──────── PROVIDED RECORDS ────────

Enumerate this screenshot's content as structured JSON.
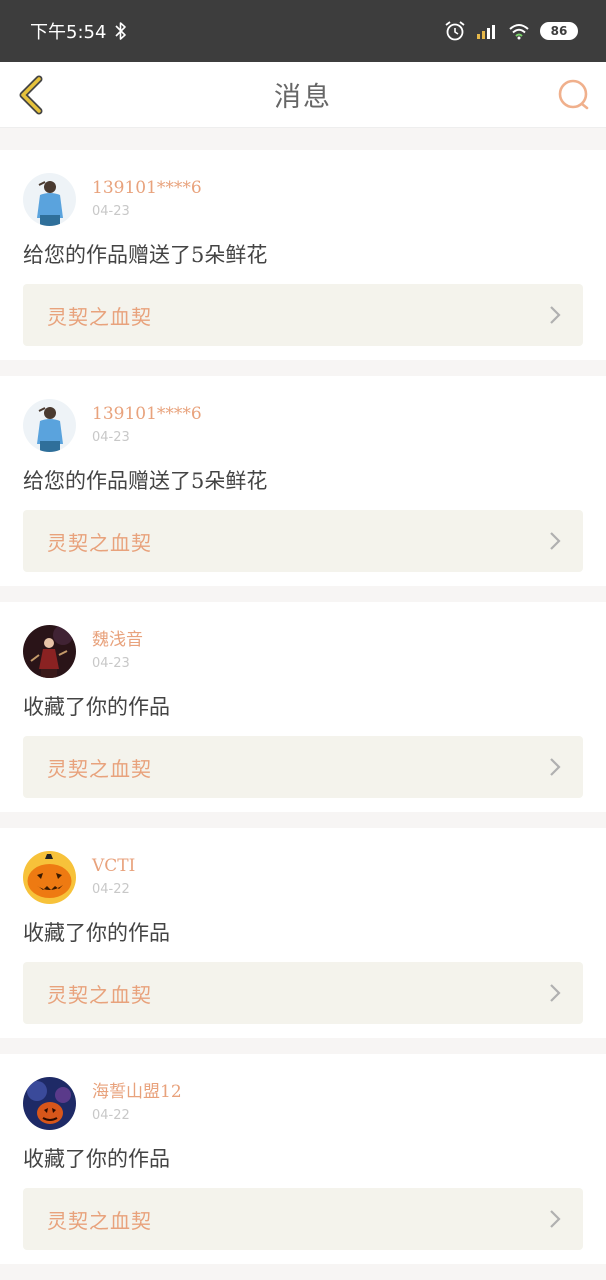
{
  "status": {
    "time": "下午5:54",
    "battery": "86"
  },
  "header": {
    "title": "消息"
  },
  "messages": [
    {
      "user": "139101****6",
      "date": "04-23",
      "text": "给您的作品赠送了5朵鲜花",
      "work": "灵契之血契",
      "avatar": "avatar-girl-icon"
    },
    {
      "user": "139101****6",
      "date": "04-23",
      "text": "给您的作品赠送了5朵鲜花",
      "work": "灵契之血契",
      "avatar": "avatar-girl-icon"
    },
    {
      "user": "魏浅音",
      "date": "04-23",
      "text": "收藏了你的作品",
      "work": "灵契之血契",
      "avatar": "avatar-dark-figure-icon"
    },
    {
      "user": "VCTI",
      "date": "04-22",
      "text": "收藏了你的作品",
      "work": "灵契之血契",
      "avatar": "avatar-pumpkin-icon"
    },
    {
      "user": "海誓山盟12",
      "date": "04-22",
      "text": "收藏了你的作品",
      "work": "灵契之血契",
      "avatar": "avatar-blue-night-icon"
    }
  ],
  "colors": {
    "accent": "#e8a27c",
    "back_icon": "#e6c23b",
    "link_bg": "#f4f3ec",
    "status_bar": "#3d3d3d"
  }
}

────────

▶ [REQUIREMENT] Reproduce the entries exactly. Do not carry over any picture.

▶ [YOUR SOLUTION]
Enumerate this screenshot's content as structured JSON.
{
  "status": {
    "time": "下午5:54",
    "battery": "86"
  },
  "header": {
    "title": "消息"
  },
  "messages": [
    {
      "user": "139101****6",
      "date": "04-23",
      "text": "给您的作品赠送了5朵鲜花",
      "work": "灵契之血契",
      "avatar": "avatar-girl-icon"
    },
    {
      "user": "139101****6",
      "date": "04-23",
      "text": "给您的作品赠送了5朵鲜花",
      "work": "灵契之血契",
      "avatar": "avatar-girl-icon"
    },
    {
      "user": "魏浅音",
      "date": "04-23",
      "text": "收藏了你的作品",
      "work": "灵契之血契",
      "avatar": "avatar-dark-figure-icon"
    },
    {
      "user": "VCTI",
      "date": "04-22",
      "text": "收藏了你的作品",
      "work": "灵契之血契",
      "avatar": "avatar-pumpkin-icon"
    },
    {
      "user": "海誓山盟12",
      "date": "04-22",
      "text": "收藏了你的作品",
      "work": "灵契之血契",
      "avatar": "avatar-blue-night-icon"
    }
  ],
  "colors": {
    "accent": "#e8a27c",
    "back_icon": "#e6c23b",
    "link_bg": "#f4f3ec",
    "status_bar": "#3d3d3d"
  }
}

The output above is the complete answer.